● Problem details
Scan the data below and report how many lines include the word "JSON". Nothing else is wanted.

● Exercise data
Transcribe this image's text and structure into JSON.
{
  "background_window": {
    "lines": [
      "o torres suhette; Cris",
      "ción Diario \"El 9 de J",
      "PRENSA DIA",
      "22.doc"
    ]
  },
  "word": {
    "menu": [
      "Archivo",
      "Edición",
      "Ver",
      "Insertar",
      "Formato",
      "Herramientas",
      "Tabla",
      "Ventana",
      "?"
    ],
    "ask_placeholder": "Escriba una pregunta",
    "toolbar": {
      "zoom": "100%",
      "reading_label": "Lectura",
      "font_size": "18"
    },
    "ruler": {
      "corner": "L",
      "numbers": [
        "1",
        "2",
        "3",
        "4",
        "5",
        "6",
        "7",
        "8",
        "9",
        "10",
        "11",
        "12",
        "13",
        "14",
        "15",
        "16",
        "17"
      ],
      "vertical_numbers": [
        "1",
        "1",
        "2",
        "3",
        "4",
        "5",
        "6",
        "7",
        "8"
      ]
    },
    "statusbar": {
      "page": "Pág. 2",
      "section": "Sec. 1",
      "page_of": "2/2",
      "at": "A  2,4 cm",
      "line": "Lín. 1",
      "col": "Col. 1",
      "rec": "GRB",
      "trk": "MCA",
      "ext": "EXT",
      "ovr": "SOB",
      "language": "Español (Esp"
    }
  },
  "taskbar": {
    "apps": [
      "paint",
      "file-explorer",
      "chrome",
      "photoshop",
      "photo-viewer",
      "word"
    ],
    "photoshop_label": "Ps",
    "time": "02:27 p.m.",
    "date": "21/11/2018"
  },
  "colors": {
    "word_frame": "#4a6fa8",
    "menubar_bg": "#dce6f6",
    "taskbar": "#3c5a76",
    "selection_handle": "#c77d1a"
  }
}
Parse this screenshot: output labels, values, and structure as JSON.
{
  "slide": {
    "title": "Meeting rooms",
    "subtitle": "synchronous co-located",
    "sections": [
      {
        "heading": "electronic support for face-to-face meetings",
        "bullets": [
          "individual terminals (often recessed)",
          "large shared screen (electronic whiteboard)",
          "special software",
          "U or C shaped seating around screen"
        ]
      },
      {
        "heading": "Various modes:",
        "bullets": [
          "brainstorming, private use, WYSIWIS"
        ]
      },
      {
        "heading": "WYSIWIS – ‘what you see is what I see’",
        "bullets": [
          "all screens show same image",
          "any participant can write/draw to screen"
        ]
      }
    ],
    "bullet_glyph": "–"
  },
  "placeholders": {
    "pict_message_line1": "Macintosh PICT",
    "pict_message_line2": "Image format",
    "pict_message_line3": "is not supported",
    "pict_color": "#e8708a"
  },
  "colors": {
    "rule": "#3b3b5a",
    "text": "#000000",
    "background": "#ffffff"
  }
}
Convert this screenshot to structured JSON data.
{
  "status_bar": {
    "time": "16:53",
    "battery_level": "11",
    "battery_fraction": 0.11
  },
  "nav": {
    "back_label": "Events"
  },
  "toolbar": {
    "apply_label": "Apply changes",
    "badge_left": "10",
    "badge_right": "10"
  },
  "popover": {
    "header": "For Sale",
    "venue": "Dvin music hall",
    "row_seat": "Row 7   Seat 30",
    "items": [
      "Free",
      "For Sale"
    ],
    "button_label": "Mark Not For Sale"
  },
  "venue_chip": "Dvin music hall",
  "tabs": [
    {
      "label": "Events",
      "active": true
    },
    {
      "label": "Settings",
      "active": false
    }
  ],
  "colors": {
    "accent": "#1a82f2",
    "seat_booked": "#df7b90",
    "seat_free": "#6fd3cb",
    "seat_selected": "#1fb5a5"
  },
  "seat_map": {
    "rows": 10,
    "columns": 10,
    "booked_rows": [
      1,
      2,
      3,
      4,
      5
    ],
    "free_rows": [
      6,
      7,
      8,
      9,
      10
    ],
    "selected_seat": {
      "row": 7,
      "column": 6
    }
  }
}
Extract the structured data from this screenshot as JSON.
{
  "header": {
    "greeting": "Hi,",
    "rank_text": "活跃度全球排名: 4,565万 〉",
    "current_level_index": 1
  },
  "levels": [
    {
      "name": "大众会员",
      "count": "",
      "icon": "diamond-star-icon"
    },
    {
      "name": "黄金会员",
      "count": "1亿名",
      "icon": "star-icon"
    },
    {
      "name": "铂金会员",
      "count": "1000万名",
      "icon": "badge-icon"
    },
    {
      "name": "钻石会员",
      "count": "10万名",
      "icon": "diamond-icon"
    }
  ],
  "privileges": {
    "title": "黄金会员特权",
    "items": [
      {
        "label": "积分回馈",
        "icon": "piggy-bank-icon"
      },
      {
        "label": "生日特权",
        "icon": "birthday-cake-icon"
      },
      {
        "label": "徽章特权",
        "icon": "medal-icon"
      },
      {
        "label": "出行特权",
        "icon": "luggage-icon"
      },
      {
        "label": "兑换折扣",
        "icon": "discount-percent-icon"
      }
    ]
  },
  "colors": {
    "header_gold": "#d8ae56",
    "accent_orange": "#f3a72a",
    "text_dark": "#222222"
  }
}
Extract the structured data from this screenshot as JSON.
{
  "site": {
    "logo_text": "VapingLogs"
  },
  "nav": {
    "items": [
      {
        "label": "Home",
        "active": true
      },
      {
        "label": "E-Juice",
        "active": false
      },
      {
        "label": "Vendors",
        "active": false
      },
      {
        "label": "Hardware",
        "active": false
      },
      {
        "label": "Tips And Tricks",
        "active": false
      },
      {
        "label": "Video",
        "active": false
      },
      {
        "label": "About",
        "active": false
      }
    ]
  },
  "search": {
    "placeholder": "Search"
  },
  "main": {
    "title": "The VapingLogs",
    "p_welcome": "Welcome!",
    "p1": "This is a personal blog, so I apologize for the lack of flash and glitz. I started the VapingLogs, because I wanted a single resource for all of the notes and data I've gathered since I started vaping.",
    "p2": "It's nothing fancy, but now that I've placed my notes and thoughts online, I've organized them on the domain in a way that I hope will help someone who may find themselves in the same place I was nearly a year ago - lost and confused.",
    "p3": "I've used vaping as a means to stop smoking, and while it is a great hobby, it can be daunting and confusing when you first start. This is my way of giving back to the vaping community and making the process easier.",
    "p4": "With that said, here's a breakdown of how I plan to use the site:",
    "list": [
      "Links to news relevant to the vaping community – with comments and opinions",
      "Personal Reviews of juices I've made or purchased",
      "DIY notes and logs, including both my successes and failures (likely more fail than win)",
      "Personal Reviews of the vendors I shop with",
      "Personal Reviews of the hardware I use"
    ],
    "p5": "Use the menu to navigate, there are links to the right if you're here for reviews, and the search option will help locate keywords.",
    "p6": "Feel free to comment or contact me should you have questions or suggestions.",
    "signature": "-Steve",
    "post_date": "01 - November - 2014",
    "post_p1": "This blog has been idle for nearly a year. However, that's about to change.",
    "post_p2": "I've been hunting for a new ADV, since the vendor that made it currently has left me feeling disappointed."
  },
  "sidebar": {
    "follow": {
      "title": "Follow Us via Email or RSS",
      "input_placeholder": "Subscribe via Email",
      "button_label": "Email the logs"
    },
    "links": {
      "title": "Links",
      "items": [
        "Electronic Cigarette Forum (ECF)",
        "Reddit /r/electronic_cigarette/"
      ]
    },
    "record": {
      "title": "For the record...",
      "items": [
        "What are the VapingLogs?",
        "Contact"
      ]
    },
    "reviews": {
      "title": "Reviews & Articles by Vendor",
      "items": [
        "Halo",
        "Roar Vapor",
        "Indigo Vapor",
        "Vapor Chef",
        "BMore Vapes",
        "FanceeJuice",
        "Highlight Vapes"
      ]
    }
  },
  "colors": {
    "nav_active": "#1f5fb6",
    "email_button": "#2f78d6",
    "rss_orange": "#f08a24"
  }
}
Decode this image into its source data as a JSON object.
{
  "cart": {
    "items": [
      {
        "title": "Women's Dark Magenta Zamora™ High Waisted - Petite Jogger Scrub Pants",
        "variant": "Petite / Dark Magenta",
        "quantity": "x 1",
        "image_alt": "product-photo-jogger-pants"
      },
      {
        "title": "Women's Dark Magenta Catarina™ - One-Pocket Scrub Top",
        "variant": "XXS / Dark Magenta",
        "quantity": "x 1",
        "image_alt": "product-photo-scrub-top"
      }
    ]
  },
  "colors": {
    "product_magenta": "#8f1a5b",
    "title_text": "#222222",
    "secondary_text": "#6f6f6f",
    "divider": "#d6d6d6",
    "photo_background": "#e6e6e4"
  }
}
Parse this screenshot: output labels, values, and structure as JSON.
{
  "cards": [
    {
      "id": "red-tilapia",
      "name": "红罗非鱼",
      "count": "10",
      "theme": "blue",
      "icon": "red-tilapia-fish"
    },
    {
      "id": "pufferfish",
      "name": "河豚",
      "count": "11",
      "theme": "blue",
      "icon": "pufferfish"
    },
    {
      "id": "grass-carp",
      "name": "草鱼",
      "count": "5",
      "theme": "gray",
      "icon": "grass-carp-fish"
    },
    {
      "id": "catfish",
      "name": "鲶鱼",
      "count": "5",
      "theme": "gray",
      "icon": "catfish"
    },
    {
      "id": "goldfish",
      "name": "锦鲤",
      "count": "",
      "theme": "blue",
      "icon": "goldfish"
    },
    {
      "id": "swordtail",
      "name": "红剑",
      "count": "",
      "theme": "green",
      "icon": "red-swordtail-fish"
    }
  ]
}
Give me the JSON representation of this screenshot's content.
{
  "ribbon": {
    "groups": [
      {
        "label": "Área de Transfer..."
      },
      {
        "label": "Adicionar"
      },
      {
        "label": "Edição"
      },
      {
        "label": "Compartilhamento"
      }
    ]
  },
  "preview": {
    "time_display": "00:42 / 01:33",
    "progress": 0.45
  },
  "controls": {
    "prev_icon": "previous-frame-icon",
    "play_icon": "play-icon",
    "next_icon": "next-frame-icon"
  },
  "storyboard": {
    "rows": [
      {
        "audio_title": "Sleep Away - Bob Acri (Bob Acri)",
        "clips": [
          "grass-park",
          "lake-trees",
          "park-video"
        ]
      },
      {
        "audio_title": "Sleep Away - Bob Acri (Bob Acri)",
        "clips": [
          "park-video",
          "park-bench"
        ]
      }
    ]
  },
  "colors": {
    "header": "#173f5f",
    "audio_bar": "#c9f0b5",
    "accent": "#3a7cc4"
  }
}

● Solution below
8